Amazon and Max Planck Society announce Science Hub sustainability project awards
Two Max Planck Society researchers receive funding for projects to develop new ways to advance a more circular economy.
The Max Planck Society and Amazon have awarded gift research funding to Max Planck Society researchers Joerg Stueckler and Dirk Ponge for projects that aim to minimize waste by keeping materials, products, and services in circulation for as long as possible.
Stueckler and Ponge submitted their projects in response to the Max Planck Society and Amazon Science Hub’s Sustainability Call for Research Proposals (CFP), intended to advance state-of-the-art processes for a more circular economy.
“At Amazon, we strongly believe that innovation guided by science is essential to resolve the challenges of building a more sustainable environment,” said Zak Watts, Amazon’s director of sustainability in Europe. “We are excited to work with the Max Planck Society to work towards a more circular economy, including deploying robotics to improve waste recovery.”
Stueckler is a research group leader at the Max Planck Institute for Intelligent Systems. His research group focuses on embodied vision, particularly the study of robots that learn to perceive and act through interaction with their environments.

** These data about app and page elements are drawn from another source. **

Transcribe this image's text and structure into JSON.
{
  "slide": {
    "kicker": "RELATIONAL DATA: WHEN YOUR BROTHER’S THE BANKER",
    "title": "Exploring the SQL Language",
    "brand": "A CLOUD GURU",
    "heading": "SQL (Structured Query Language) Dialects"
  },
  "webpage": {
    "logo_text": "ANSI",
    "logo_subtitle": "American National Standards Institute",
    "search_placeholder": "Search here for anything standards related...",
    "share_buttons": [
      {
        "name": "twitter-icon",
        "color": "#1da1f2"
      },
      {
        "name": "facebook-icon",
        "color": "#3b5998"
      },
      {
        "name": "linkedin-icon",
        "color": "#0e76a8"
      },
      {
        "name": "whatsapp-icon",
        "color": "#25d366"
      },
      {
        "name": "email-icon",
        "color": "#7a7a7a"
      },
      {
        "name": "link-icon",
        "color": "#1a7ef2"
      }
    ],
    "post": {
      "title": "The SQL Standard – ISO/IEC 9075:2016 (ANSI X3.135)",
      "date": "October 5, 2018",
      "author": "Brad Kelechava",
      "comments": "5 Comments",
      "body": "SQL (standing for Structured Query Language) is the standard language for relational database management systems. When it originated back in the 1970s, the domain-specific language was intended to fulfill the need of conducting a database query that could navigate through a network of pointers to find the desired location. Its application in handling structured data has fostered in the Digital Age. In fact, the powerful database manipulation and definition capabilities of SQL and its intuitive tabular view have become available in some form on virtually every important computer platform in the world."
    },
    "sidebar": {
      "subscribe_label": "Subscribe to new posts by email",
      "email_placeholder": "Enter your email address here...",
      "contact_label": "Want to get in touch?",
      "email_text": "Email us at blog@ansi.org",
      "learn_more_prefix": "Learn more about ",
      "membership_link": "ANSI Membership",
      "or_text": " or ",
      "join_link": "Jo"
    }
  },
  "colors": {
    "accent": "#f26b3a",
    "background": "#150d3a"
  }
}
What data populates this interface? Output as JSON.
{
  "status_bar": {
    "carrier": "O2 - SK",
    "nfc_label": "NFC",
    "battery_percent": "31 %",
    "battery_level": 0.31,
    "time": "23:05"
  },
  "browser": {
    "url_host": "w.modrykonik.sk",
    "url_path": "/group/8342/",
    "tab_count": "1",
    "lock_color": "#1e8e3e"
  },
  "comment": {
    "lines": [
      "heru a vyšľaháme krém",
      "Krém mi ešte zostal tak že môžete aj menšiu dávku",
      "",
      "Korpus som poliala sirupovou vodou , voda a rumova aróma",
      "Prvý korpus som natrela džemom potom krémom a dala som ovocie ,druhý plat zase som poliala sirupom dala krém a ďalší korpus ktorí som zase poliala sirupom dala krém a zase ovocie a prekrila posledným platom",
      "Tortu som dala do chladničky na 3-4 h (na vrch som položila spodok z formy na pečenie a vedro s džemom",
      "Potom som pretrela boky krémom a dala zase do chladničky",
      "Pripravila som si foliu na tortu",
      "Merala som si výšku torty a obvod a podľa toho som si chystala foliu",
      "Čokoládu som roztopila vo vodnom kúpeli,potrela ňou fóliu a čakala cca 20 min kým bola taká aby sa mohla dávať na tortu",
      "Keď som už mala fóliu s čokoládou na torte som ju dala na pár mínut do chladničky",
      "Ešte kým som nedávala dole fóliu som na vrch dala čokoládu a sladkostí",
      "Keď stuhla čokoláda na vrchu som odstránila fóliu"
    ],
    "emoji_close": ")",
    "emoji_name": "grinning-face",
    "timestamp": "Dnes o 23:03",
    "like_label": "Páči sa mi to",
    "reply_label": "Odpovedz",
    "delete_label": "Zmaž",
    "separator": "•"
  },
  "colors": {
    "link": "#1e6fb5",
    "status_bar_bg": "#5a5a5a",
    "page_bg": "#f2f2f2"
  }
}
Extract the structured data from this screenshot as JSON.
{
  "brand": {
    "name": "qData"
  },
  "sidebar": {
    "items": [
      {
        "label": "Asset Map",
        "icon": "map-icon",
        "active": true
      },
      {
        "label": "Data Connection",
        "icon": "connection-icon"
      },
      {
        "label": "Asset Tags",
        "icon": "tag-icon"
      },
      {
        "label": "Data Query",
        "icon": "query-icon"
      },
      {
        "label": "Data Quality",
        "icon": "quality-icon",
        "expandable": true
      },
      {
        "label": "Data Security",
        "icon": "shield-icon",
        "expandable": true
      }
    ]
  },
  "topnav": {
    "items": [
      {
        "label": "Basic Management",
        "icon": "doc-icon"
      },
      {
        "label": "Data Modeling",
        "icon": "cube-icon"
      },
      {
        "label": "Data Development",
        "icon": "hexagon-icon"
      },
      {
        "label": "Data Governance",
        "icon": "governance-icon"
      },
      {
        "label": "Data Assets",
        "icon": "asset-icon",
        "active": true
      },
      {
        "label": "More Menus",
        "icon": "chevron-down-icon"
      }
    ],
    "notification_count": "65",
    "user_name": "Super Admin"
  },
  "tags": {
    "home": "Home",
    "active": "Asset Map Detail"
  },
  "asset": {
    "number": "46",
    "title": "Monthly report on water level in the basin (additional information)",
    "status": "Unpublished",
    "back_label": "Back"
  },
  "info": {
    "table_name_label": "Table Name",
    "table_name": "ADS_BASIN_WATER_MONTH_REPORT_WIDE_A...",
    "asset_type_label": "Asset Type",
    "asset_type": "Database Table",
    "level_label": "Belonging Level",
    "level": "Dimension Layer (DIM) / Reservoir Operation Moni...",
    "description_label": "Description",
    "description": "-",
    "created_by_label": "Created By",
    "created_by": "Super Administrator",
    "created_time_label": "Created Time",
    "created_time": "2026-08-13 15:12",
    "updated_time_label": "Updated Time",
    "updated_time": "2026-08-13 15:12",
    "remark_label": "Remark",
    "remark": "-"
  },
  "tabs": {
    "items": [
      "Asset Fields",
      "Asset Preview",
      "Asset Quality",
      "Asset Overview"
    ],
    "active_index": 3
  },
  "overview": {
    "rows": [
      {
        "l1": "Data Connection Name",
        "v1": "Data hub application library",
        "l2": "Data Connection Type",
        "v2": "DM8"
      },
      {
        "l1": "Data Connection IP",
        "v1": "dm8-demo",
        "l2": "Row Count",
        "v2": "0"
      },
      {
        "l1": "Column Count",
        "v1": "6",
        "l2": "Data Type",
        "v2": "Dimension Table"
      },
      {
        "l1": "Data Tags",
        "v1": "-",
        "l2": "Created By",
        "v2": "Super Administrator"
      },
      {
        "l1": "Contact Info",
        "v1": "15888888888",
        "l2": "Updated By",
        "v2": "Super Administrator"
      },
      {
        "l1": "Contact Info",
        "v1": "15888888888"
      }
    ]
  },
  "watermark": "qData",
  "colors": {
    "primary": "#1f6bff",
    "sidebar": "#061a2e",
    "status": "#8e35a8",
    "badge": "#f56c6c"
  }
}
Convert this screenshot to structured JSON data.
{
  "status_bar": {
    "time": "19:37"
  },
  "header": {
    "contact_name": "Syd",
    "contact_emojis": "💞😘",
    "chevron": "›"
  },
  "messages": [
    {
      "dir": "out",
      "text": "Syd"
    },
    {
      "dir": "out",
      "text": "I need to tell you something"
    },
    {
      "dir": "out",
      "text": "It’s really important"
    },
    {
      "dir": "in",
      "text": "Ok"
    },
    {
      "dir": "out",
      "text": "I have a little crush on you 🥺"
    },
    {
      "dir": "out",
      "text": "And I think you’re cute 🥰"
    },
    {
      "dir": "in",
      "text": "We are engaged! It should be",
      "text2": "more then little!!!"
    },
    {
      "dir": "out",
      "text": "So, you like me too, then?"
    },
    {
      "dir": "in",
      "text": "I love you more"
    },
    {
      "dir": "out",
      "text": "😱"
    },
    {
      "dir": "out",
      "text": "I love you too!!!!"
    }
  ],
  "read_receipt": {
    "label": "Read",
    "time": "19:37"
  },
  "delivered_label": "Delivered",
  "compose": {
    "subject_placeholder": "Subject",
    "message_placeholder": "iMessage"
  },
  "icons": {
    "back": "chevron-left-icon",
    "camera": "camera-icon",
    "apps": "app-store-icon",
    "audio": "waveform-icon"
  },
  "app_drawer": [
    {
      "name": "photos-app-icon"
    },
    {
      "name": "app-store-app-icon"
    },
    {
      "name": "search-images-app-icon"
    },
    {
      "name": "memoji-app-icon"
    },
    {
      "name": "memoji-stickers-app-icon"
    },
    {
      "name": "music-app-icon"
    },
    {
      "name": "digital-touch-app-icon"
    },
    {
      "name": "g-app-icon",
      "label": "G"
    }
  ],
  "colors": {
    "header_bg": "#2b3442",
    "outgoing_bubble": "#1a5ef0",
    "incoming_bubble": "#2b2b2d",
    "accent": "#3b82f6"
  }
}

Stueckler’s project is titled “Physically plausible multi-object 6D pose estimation in object piles from RGB-D images.” When recycling or reusing objects, the ability to automatically identify single items from piles of objects is a critical step in collecting and sorting new or used items in return shipments. To solve such problems with robotic systems, robots need the ability to detect objects in a pile and also to work out in which order and how the objects can be removed.
“The project provides us with an opportunity to pursue cutting-edge research that could facilitate the development of new technologies towards a more resource-efficient and sustainable circular economy,” Stueckler said.
Stueckler is working to develop algorithms that estimate the position and orientation of objects and of the physical interactions between them. The algorithms use RGB-D images — shorthand for “red-green-blue-depth” — to predict an object’s 6D pose, meaning its position and orientation. Over the next year, Stueckler and his team will focus on objects with known shape and texture piled in a box, a common scenario in logistics applications.
Ponge is a group leader in the Max Planck Institute for Iron Research’s Department of Microstructure Physics and Alloy Design. His project, “Improving EU aluminum recycling rate,” aims to integrate more end-of-life aluminum products into the recycling stream.
Recycling aluminum from scrap can save up to 95 percent of the energy used in the production of new or primary aluminum. Aluminum and its alloys go through multiple recycling loops during their life cycle. Due to the inevitable mixing of incompatible scrap and different metals that occurs during the recycling process, harmful impurities are enriched in the secondary aluminum alloys. After multiple cycles, this causes them to become “dirty aluminum.”
By using thermodynamics to enhance the tolerance of recycled aluminum for impurities, Ponge proposes to increase the recycling rate while decreasing new aluminum in the recycling loop.
“We have to improve the recycling rate of aluminum alloys in order to achieve the goals of circular economy and sustainable metallurgy,” Ponge said.
Ponge also proposes to use advanced materials-characterization techniques as well as new alloy-design simulations to investigate damage in recycled aluminum caused by impurities. The goal of Ponge’s project is to fine-tune the microstructure of aluminum to allow for more impurities while maintaining the aluminum’s quality.
Launched in 2022, the Max Planck Society and Amazon Science Hub focuses on advancing research and development in Germany. It is the first Amazon Science Hub to exist outside the United States and its researchers harness techniques including automated reasoning and artificial intelligence in their sustainability work.
Sustainability proposals were reviewed and selected jointly by Max Planck Society and Amazon using three criteria: intellectual merit, innovation or translational impact, and execution. The Science Hub also looked for projects that addressed four particular challenges. These included establishing end-to-end transparency in the recycling system across Europe; increasing waste collection rates from European consumers; implementing technological or infrastructural changes to the European recycling system; and scaling improvements to the European recycling system via policy or industry collaborations.
All of the project results will be made available to the general public in the spirit of open source and open science through academic publications.